Restaurant Review - 5 seasons: The brewhouse and Goliath
The struggle with Sembler Co. at the Prado
Not long after the 5 Seasons brewhouse opened at the Prado in 2001, one of the customers came up with the perfect review: This is fine dining, in denim.
The pub not only features the celebrated beers of brew master Glen Sprouse, it has a menu unlike any other bar in Atlanta, with its emphasis on local produce and natural-fed meats.
But 5 Seasons owner Dennis Lange says he has lost more than $600,000 since the Sembler Company purchased the Prado two years ago and began a big-box redevelopment of the property that will bring in a Home Depot, Target and other retail businesses.
The issue? Parking and public access. "A representative from Sembler assured us they would take care of us," Lange says. "They started gobbling up spaces during construction. And, suddenly, there was no parking."

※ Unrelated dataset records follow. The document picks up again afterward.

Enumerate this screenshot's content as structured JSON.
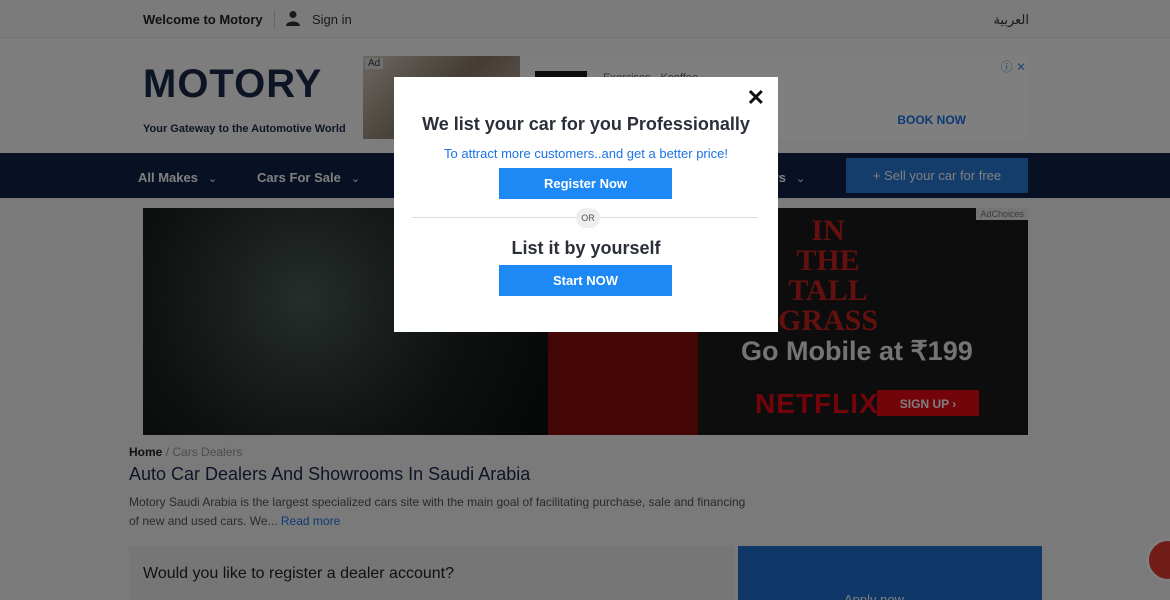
{
  "topbar": {
    "welcome": "Welcome to Motory",
    "signin": "Sign in",
    "language": "العربية"
  },
  "header": {
    "logo": "MOTORY",
    "tagline": "Your Gateway to the Automotive World",
    "ad": {
      "label": "Ad",
      "text": "Exercises - Kooffee",
      "cta": "BOOK NOW"
    }
  },
  "nav": {
    "items": [
      "All Makes",
      "Cars For Sale",
      "News"
    ],
    "sell_button": "+ Sell your car for free"
  },
  "banner": {
    "title_lines": "IN THE TALL GRASS",
    "headline": "Go Mobile at ₹199",
    "brand": "NETFLIX",
    "cta": "SIGN UP",
    "adchoices": "AdChoices"
  },
  "content": {
    "breadcrumb_home": "Home",
    "breadcrumb_current": "Cars Dealers",
    "title": "Auto Car Dealers And Showrooms In Saudi Arabia",
    "description": "Motory Saudi Arabia is the largest specialized cars site with the main goal of facilitating purchase, sale and financing of new and used cars. We...",
    "read_more": "Read more",
    "dealer_question": "Would you like to register a dealer account?",
    "apply_now": "Apply now →"
  },
  "modal": {
    "title": "We list your car for you Professionally",
    "subtitle": "To attract more customers..and get a better price!",
    "register_button": "Register Now",
    "or_label": "OR",
    "title2": "List it by yourself",
    "start_button": "Start NOW",
    "close": "✕"
  },
  "colors": {
    "navy": "#0f2247",
    "accent_blue": "#1e88f5",
    "netflix_red": "#e50914"
  }
}
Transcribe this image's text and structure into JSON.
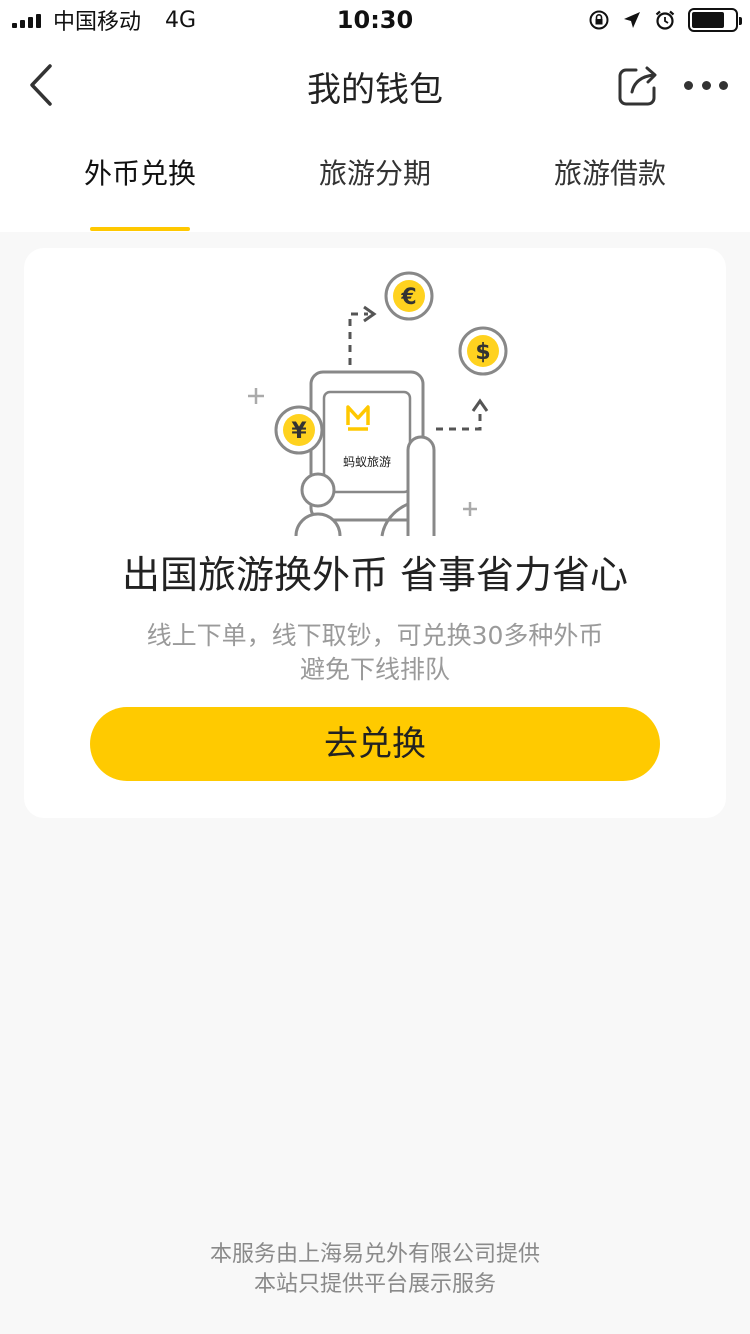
{
  "status_bar": {
    "carrier": "中国移动",
    "network": "4G",
    "time": "10:30",
    "icons": [
      "signal-icon",
      "orientation-lock-icon",
      "location-arrow-icon",
      "alarm-icon",
      "battery-icon"
    ],
    "battery_level": 0.75
  },
  "nav": {
    "title": "我的钱包",
    "back_icon": "chevron-left-icon",
    "share_icon": "share-icon",
    "more_icon": "more-icon"
  },
  "tabs": [
    {
      "label": "外币兑换",
      "active": true
    },
    {
      "label": "旅游分期",
      "active": false
    },
    {
      "label": "旅游借款",
      "active": false
    }
  ],
  "card": {
    "illustration": {
      "app_name": "蚂蚁旅游",
      "coins": [
        "€",
        "$",
        "¥"
      ]
    },
    "headline": "出国旅游换外币 省事省力省心",
    "subtitle_line1": "线上下单，线下取钞，可兑换30多种外币",
    "subtitle_line2": "避免下线排队",
    "cta_label": "去兑换"
  },
  "footer": {
    "line1": "本服务由上海易兑外有限公司提供",
    "line2": "本站只提供平台展示服务"
  },
  "colors": {
    "accent": "#ffca00",
    "background": "#f8f8f8",
    "card": "#ffffff",
    "muted_text": "#9a9a9a"
  }
}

It's true, getting to 5 Seasons can be an adventure. There are normally three entrances to the Prado. With the construction, there is one. And it leads through a construction zone. For a while, according to Lange, Sembler offered a valet service that was so slow, customers got into arguments over who was first in line. Today, customers are supposed to park in a new parking deck several hundred feet away from the brew pub and walk across a pedestrian bridge.
In a lawsuit filed last month in Fulton County Superior Court, Lange accuses Sembler of deliberately trying to run him out of business. He says he is paying $17 per square foot on a long-term lease signed with the previous owner, while restaurants in the new development are being charged $37 per square foot in rent. "Sembler seeks to gain through might what it cannot gain through legal right – the 'free' eviction of Five Seasons from The Prado," the suit alleges. "Simply put, Five Seasons is worth more to Sembler 'dead than alive' because Five Seasons is 'in the way' of Sembler maximizing its profits at The Prado."
Joseph Wargo, the lawyer for 5 Seasons, says he had negotiated an agreement with Sembler earlier this year to pay the brew pub $260,000 and return 13 months of rent payments. "They've always recognized our business would be damaged during the redevelopment," Wargo says. "We had reached an agreement and we'd signed it and sent it to them. They sent us something back that cut the deal in half. It was shocking."
The lawsuit also alleges that Sembler has violated a Sandy Springs zoning ordinance that requires property owners to provide adequate off-street parking for restaurants. In addition, the brewhouse's lease stipulates that 5 Seasons will have access to 1,000 parking spaces.
A representative for Sembler didn't return a phone call seeking comment.
Lange says the 5 Seasons at the Prado is on the brink of collapse. "If we'd gotten that deal, we'd still be struggling," he says. "But it would have kept us alive."
It's a stunning turn of events for a brewhouse that once thrived with customers and accolades. The New York Times described 5 Seasons as "remarkable." It was lauded in the Wall Street Journal and Southern Living. It has received both CL's Critics Pick and Readers Choice for Best Brew Pub in Atlanta.
The pub's roots can be traced to Phoenix Brewing, which Sprouse opened in 1996 at the Prado as one of the original brewhouses in Atlanta. When that venture failed, David Larkworthy – at the time a managing chef for the Buckhead Life restaurant group – teamed with Sprouse to open 5 Seasons. In the years that followed, Larkworthy began a unique alliance with farmers throughout the area, and long before "locavorism" was a catch phrase, 5 Seasons was supporting local farms and serving local produce wherever possible.
5 Seasons opened a second location in Alpharetta in 2007 (with former Dogwood Brewing Company owner Crawford Moran as the brew master), but it isn't making enough money to carry the slumping brewhouse at the Prado.
The financial problems are having repercussions in West Atlanta at the Brick Works development on Marietta Street, where 5 Seasons plans to open a third location. Even though the space for the brewhouse has been built, Lange says the opening is now on hold, and that's bad news for the businesses that have opened around the location in the Brick Works development.
"This is going to be devastating to some folks because everybody has been counting on 5 Seasons," says Kathy Boehmer, co-owner of the Toscano and Sons deli in the Brick Works. "We're doing OK, but some businesses here are really hurting. Everybody here has been counting on 5 Seasons to be the flagship to catapult our foot traffic."
Lange says he and Larkworthy made the decision to open the West Atlanta location based on promises from Sembler. "All that came to a screeching stop because, all of a sudden, we're not making money," he says.
The Prado location has been on the brink of closing for the past five months. The staff has been cut, Lange and Larkworthy have put their own cash into keeping it afloat, and suppliers have so far been forgiving. Wargo says it will take an infusion of at least $600,000 to keep the brewhouse open. "That's what it would take to get us over the hump," he says. "That's much less than what we've lost financially through this. That's basically enough to limp over the finish line."